Each Wednesday I’ve been recording a Curiosity Journal to recap the previous week using these tag words: reading, playing, learning, reacting and writing. Now I’m simplifying the journal, to see if I like a slimmed-down version.
The equivalent to what I would have posted here went live yesterday: “Season of Creativity.” When I began to re-read Rumors of Water: Thoughts on Creativity & Writing, by my friend and colleague L.L. Barkat, I found myself pulling out art supplies…
After a brief survey of my meager collection of pencils, charcoal and conté crayons, I determined a pencil sketch was in order. A sketch…of a pear.So I pulled out the only pear in the fruit bowl, a bosc pear. Kind of old, but edible. And sketch-able.Turns out its stem was broken and a few dark spots marred its skin.

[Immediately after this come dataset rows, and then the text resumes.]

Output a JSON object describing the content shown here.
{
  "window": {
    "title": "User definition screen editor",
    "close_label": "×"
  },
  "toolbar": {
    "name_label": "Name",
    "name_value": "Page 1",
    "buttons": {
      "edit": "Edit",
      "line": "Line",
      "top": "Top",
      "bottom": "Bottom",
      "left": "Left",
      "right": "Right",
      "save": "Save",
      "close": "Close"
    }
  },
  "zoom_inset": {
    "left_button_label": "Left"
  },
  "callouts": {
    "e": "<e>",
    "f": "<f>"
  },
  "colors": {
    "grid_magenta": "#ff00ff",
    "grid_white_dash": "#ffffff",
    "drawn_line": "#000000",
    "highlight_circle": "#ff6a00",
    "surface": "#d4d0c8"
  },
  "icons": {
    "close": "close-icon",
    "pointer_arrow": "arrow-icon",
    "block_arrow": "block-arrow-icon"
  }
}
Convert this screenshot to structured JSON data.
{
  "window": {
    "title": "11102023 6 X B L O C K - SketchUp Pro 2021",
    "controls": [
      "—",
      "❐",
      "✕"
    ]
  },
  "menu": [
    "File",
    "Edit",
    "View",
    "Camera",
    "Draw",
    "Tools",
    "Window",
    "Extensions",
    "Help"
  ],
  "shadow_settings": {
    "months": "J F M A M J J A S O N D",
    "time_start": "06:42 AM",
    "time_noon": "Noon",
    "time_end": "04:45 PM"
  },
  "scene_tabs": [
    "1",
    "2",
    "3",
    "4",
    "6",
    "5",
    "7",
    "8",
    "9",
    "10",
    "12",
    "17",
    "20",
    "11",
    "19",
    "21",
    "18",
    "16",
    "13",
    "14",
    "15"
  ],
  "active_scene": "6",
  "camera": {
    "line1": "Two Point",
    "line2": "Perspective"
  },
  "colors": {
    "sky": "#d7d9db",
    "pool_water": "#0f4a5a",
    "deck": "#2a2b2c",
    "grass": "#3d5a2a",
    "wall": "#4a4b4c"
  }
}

At first I was bummed about the imperfections; then I decided those sort of added charm, like a beauty mark.And then, for the first time in years, I picked up a drawing pencil and sketched.Following the recommendations of this post, I decided to sketch it four different times from four different angles.And I quickly realized I need a refresher course in shading and, perhaps, in the whole process of sketching. Thankfully, online tutorials provide helpful and inspiring instruction.
Even though the author seemed hesitant to make definitive statements, I enjoyed an article from onlineuniversities.com entitled, “15 Scientific Facts about Creativity.” One thing they said was:
Unlike intelligence, creativity tends to thrive when thinking slows down, although “flashes” of inspiration and insight occur with the speed of flashes.
I was also pleased that I managed to use the elliptical machine the same morning that I read “fact” number nine, “Aerobic exercise increases one’s creative potential”:
When brain fog starts rolling in, try a moderate amount of aerobic exercise to try and clear it up. Rhode Island College scientists noted that the two hours after engaging in such rigorous physical activity proved some of the most mentally fertile in a 2005 study.
I sort of ignored the observations that creativity and mental illness may correlate and that creative people are more likely to be dishonest.
I’ve never been too good about setting and meeting goals unless they are very simple and short-term, like, “finish folding laundry,” “clear desk,” and “clip nails.” When I was in college, I would make a daily to-do list, and at the top I would always write “get up.” This ensured a sense of success and productivity because immediately upon waking, I could cross something off.So you can see that when it comes to goal-setting, I haven’t exactly aimed high.Yet year after year I find that during the days between Christmas and New Year’s, I’m considering goals, intentions, resolutions, rhythms, habits, patterns, curiosity, creativity, productivity…and dreams.I’m wondering how can they all weave together.Indeed, weaving together is important because the lines between work and play and teaching and learning blur and merge in my life. Due to this blurring and merging, clear and measurable goal-setting becomes a bit more of a challenge.But I formulate plans and talk them over with the Belgian Wonder. I sort them out in my journal. I pray. I wait. I try to listen as best I can to Divine direction, remaining open to new ideas.If nothing dramatic or substantial presents itself, I tend to focus on maintaining existing rhythms of life—perhaps tweaking them slightly—and listing projects that make sense to launch in this calendar year. Otherwise, a lot of life is about the quotidian activities that keep our family fed and clothed, and our home livable.But I do love to dream.
Credits:Photos: Images by Ann Kroeker. All rights reserved.